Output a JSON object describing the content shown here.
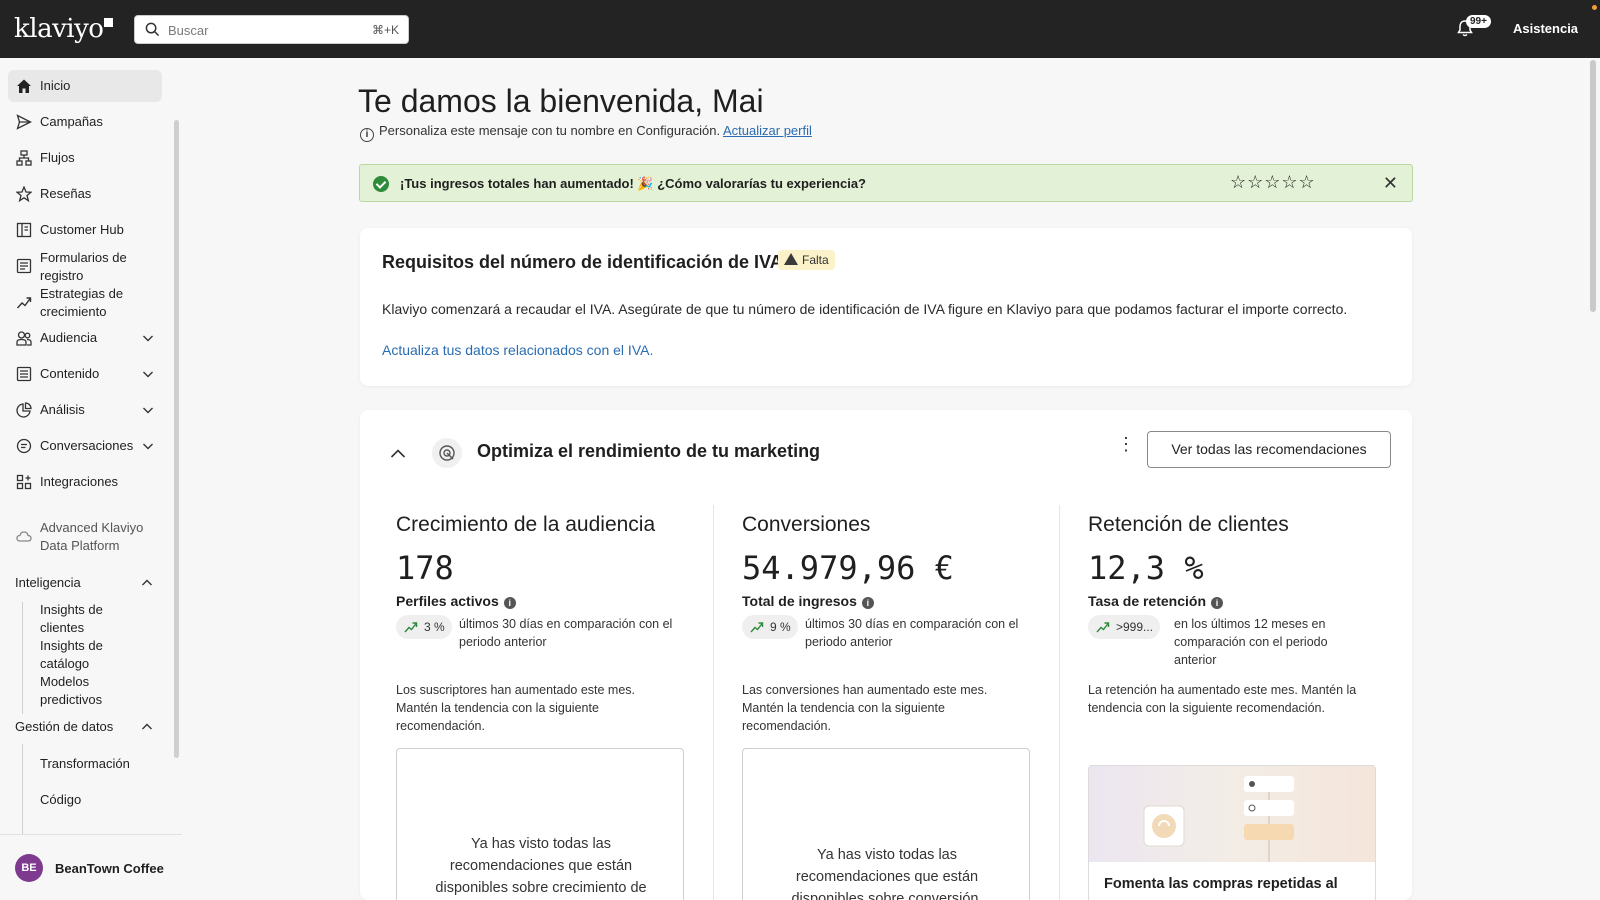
{
  "app": {
    "logo_text": "klaviyo"
  },
  "topbar": {
    "search_placeholder": "Buscar",
    "search_shortcut": "⌘+K",
    "notifications_badge": "99+",
    "help_label": "Asistencia"
  },
  "sidebar": {
    "items": [
      {
        "label": "Inicio"
      },
      {
        "label": "Campañas"
      },
      {
        "label": "Flujos"
      },
      {
        "label": "Reseñas"
      },
      {
        "label": "Customer Hub"
      },
      {
        "label": "Formularios de registro"
      },
      {
        "label": "Estrategias de crecimiento"
      },
      {
        "label": "Audiencia"
      },
      {
        "label": "Contenido"
      },
      {
        "label": "Análisis"
      },
      {
        "label": "Conversaciones"
      },
      {
        "label": "Integraciones"
      },
      {
        "label": "Advanced Klaviyo Data Platform"
      }
    ],
    "intelligence": {
      "label": "Inteligencia",
      "subitems": [
        "Insights de clientes",
        "Insights de catálogo",
        "Modelos predictivos"
      ]
    },
    "data_management": {
      "label": "Gestión de datos",
      "subitems": [
        "Transformación",
        "Código"
      ]
    },
    "account": {
      "initials": "BE",
      "name": "BeanTown Coffee"
    }
  },
  "main": {
    "title": "Te damos la bienvenida, Mai",
    "subnote": "Personaliza este mensaje con tu nombre en Configuración.",
    "subnote_link": "Actualizar perfil",
    "banner": {
      "message": "¡Tus ingresos totales han aumentado! 🎉 ¿Cómo valorarías tu experiencia?",
      "stars": "☆☆☆☆☆",
      "rating_max": 5
    },
    "vat": {
      "title": "Requisitos del número de identificación de IVA",
      "badge": "Falta",
      "body": "Klaviyo comenzará a recaudar el IVA. Asegúrate de que tu número de identificación de IVA figure en Klaviyo para que podamos facturar el importe correcto.",
      "link": "Actualiza tus datos relacionados con el IVA."
    },
    "optimize": {
      "title": "Optimiza el rendimiento de tu marketing",
      "all_recommendations_button": "Ver todas las recomendaciones",
      "columns": [
        {
          "heading": "Crecimiento de la audiencia",
          "value": "178",
          "metric": "Perfiles activos",
          "delta": "3 %",
          "comparison": "últimos 30 días en comparación con el periodo anterior",
          "description": "Los suscriptores han aumentado este mes. Mantén la tendencia con la siguiente recomendación.",
          "box_text": "Ya has visto todas las recomendaciones que están disponibles sobre crecimiento de"
        },
        {
          "heading": "Conversiones",
          "value": "54.979,96 €",
          "metric": "Total de ingresos",
          "delta": "9 %",
          "comparison": "últimos 30 días en comparación con el periodo anterior",
          "description": "Las conversiones han aumentado este mes. Mantén la tendencia con la siguiente recomendación.",
          "box_text": "Ya has visto todas las recomendaciones que están disponibles sobre conversión."
        },
        {
          "heading": "Retención de clientes",
          "value": "12,3 %",
          "metric": "Tasa de retención",
          "delta": ">999...",
          "comparison": "en los últimos 12 meses en comparación con el periodo anterior",
          "description": "La retención ha aumentado este mes. Mantén la tendencia con la siguiente recomendación.",
          "promo_title": "Fomenta las compras repetidas al"
        }
      ]
    }
  },
  "colors": {
    "topbar": "#232323",
    "link": "#2b6cb0",
    "banner_bg": "#e3f1d6",
    "success": "#2f8a3b",
    "warning_bg": "#fbf2c9",
    "avatar": "#7d3a8f"
  }
}
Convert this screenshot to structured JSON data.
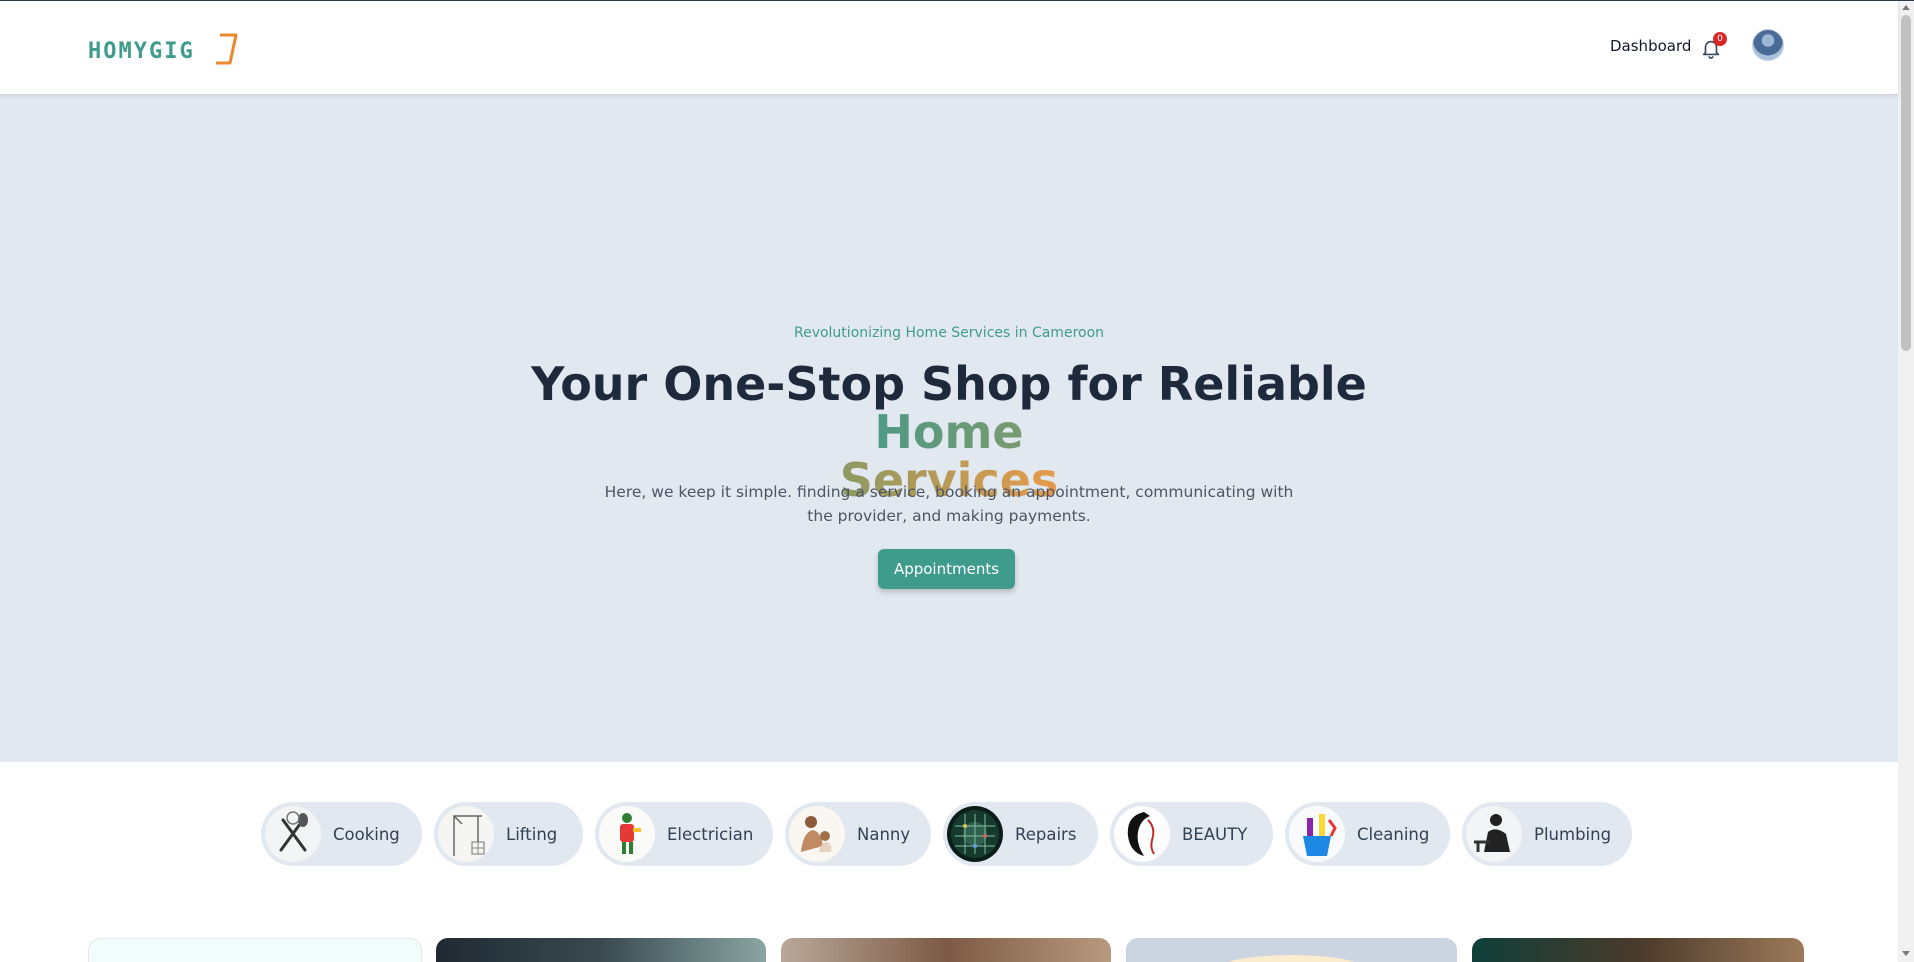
{
  "header": {
    "logo_text": "HOMYGIG",
    "dashboard_label": "Dashboard",
    "notification_count": "0",
    "bell_icon": "bell-icon",
    "avatar_icon": "user-avatar"
  },
  "hero": {
    "tagline": "Revolutionizing Home Services in Cameroon",
    "title_part1": "Your One-Stop Shop for Reliable ",
    "title_home": "Home",
    "title_services": "Services",
    "description": "Here, we keep it simple. finding a service, booking an appointment, communicating with the provider, and making payments.",
    "cta_label": "Appointments"
  },
  "categories": [
    {
      "label": "Cooking",
      "icon": "cooking-utensils-icon"
    },
    {
      "label": "Lifting",
      "icon": "crane-icon"
    },
    {
      "label": "Electrician",
      "icon": "electrician-icon"
    },
    {
      "label": "Nanny",
      "icon": "nanny-icon"
    },
    {
      "label": "Repairs",
      "icon": "circuit-board-icon"
    },
    {
      "label": "BEAUTY",
      "icon": "beauty-icon"
    },
    {
      "label": "Cleaning",
      "icon": "cleaning-supplies-icon"
    },
    {
      "label": "Plumbing",
      "icon": "plumber-icon"
    }
  ],
  "colors": {
    "brand_teal": "#3f9c8c",
    "accent_orange": "#e89a4a",
    "hero_bg": "#e2e8f0",
    "badge_red": "#dc2626"
  }
}
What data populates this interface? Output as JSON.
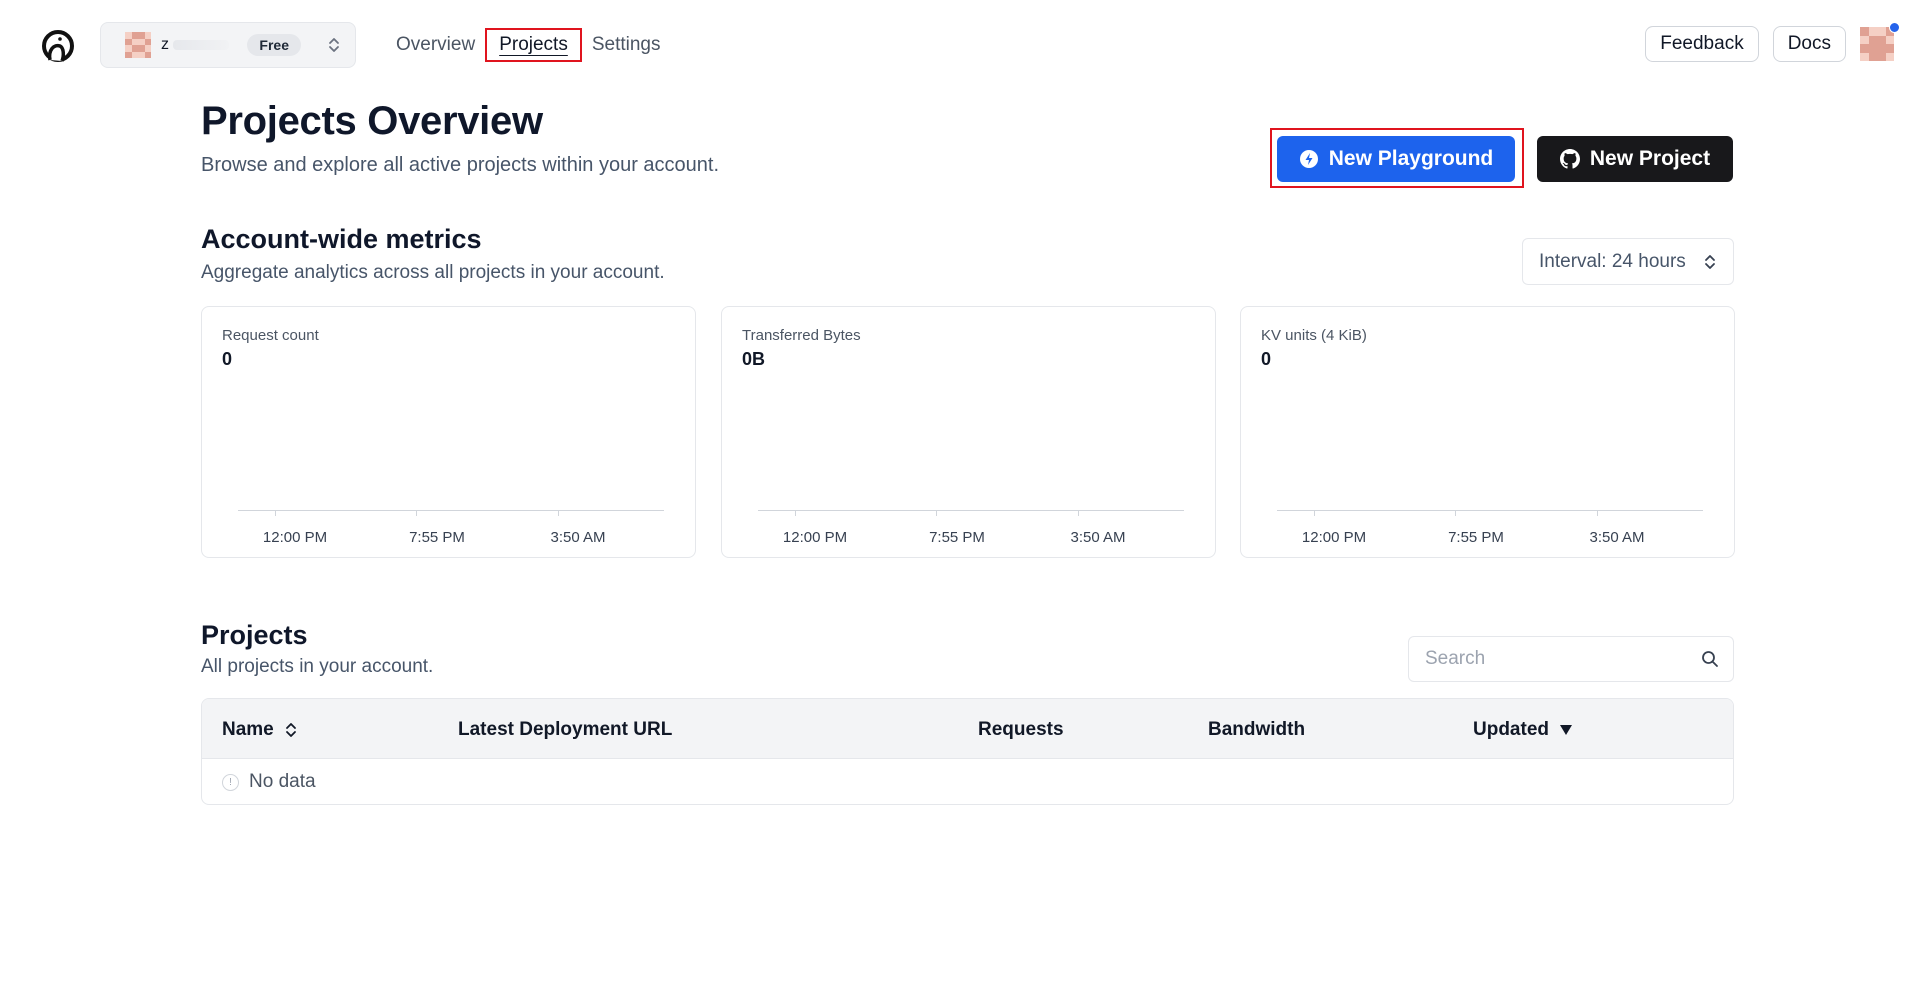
{
  "nav": {
    "org_name": "z",
    "plan": "Free",
    "tabs": [
      {
        "label": "Overview"
      },
      {
        "label": "Projects"
      },
      {
        "label": "Settings"
      }
    ],
    "feedback_label": "Feedback",
    "docs_label": "Docs"
  },
  "header": {
    "title": "Projects Overview",
    "subtitle": "Browse and explore all active projects within your account.",
    "new_playground_label": "New Playground",
    "new_project_label": "New Project"
  },
  "metrics": {
    "title": "Account-wide metrics",
    "subtitle": "Aggregate analytics across all projects in your account.",
    "interval_label": "Interval: 24 hours",
    "cards": [
      {
        "label": "Request count",
        "value": "0",
        "ticks": [
          "12:00 PM",
          "7:55 PM",
          "3:50 AM"
        ]
      },
      {
        "label": "Transferred Bytes",
        "value": "0B",
        "ticks": [
          "12:00 PM",
          "7:55 PM",
          "3:50 AM"
        ]
      },
      {
        "label": "KV units (4 KiB)",
        "value": "0",
        "ticks": [
          "12:00 PM",
          "7:55 PM",
          "3:50 AM"
        ]
      }
    ]
  },
  "projects": {
    "title": "Projects",
    "subtitle": "All projects in your account.",
    "search_placeholder": "Search",
    "columns": [
      "Name",
      "Latest Deployment URL",
      "Requests",
      "Bandwidth",
      "Updated"
    ],
    "empty_text": "No data"
  },
  "colors": {
    "primary": "#1d63ed",
    "dark_button": "#18181b",
    "highlight": "#e0141e",
    "notification": "#2563eb"
  }
}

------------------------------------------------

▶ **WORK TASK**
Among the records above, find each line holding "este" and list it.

▶ **ANSWER**
    "subnote": "Personaliza este mensaje con tu nombre en Configuración.",
          "description": "Los suscriptores han aumentado este mes. Mantén la tendencia con la siguiente recomendación.",
          "description": "Las conversiones han aumentado este mes. Mantén la tendencia con la siguiente recomendación.",
          "description": "La retención ha aumentado este mes. Mantén la tendencia con la siguiente recomendación.",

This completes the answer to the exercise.